In the past, we taught you how to become an Excel Bully, and while we don’t really condone stealing other kids’ lunch money, we do believe it’s an important first step. So if you haven’t yet read the beginner’s guide to Excel if statements, click here!
Excel has supplied us with a few close cousins to the IF statement, I call them the other IFs, they might be lesser known but they pack a valuable punch (and being a Bully, knowing how to punch is a good thing). They offer first, significant flexibility, and second, automation.
Excel Tip of the Day: If you’re doing anything manually these days, you’re bordering on heresy, so if you ever find yourself saying I wish Excel did this or that… It does, you just don’t know it yet!
So we’ve learned Logic plays a huge role in how an IF statement works (remember from beginning If statements: logic means a declarative sentence that is either true or false) but Excel likes to change its language when we advance even a little.
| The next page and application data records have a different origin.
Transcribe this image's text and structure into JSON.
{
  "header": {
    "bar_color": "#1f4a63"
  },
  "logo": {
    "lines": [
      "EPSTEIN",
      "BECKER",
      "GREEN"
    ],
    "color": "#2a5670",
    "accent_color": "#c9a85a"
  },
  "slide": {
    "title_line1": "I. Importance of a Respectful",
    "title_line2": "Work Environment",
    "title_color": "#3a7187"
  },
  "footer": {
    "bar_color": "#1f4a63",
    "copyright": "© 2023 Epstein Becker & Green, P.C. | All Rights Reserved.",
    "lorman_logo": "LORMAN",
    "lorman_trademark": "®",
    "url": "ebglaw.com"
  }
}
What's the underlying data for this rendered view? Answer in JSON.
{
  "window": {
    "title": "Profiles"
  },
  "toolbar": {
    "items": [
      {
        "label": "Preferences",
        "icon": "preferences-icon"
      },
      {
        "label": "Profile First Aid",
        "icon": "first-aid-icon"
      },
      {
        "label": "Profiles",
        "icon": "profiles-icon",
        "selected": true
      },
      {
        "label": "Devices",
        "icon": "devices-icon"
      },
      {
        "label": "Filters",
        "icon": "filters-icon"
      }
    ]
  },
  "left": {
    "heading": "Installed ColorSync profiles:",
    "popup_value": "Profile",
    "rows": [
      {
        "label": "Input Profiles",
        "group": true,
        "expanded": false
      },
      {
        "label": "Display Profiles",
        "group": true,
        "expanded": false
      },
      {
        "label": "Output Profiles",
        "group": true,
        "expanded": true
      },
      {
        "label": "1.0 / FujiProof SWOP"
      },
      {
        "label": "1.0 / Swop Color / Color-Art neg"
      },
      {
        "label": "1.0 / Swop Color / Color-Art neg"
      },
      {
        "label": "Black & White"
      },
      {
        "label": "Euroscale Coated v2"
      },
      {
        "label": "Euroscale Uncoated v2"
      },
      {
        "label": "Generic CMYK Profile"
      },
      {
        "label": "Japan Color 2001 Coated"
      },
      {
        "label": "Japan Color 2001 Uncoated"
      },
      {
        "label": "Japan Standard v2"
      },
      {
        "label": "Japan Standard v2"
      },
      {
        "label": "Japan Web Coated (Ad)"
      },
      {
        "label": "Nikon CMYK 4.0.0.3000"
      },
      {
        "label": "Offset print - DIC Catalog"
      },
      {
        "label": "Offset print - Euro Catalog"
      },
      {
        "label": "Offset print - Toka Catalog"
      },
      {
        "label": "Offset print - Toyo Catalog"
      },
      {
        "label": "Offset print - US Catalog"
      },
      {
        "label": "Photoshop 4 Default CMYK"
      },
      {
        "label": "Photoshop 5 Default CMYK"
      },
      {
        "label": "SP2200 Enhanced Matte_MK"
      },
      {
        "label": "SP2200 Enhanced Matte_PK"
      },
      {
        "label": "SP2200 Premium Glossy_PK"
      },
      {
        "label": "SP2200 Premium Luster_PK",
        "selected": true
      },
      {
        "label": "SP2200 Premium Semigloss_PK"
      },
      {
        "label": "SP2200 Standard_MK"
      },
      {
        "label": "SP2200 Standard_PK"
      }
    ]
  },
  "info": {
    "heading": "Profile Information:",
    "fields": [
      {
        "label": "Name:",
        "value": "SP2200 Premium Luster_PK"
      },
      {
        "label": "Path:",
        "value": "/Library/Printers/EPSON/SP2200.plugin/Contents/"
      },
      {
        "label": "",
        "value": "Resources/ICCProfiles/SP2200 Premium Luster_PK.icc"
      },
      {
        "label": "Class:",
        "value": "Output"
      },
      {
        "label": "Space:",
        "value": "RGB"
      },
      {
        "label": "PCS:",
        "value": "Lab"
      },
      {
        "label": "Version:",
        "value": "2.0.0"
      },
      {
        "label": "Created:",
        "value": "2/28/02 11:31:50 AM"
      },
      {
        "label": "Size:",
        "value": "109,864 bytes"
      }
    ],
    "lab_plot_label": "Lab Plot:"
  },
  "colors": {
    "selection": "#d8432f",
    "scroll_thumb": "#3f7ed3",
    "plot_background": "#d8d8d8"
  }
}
When working with the other IFs we need to remember that Excel only relies on true statements (now the picture above makes sense!).
These are the other IFs and they carry out instructions only if a condition is met.
- =SUMIF: Adds the cells specified by a given condition or criterion
- =SUMIFS: Adds the cells specified by a given set of conditions or criteria
- =COUNTIF: Counts the number of cells within a range that meet the given condition
- =COUNTIFS: Counts the cells specified by a given set of conditions or criteria
- =AVERAGEIF: Finds the average for the cells specified by a given condition or criterion
- =AVERAGEIFS: Finds the average for the cells specified by a given set of conditions or criteria
Here is a brief example:
Syntax: =SUMIF(range,criteria,[sum range]) or in a language I can understand…
=SUMIF(what to match?, based on this true statement, [sum range if different than ‘what to match?’])
Let’s say we had a list of tenants and their Net Rentable Square Footage (NRSF) is located in excel range (A1:C10). We want to find out how much NRSF is comprised by tenants larger than 1,000 SF. The SUMIF formula would look something like this:
These other IF statements are very helpful in reducing manual arithmetic, and as always, I highly suggest you download and practice on our other if statements spreadsheet. As always, there’s no real practical reason to struggle through the blog when the downloadable spreadsheet will mold you into an expert in under five minutes (you’re welcome for that advice now). And as always, it’s free, enjoy.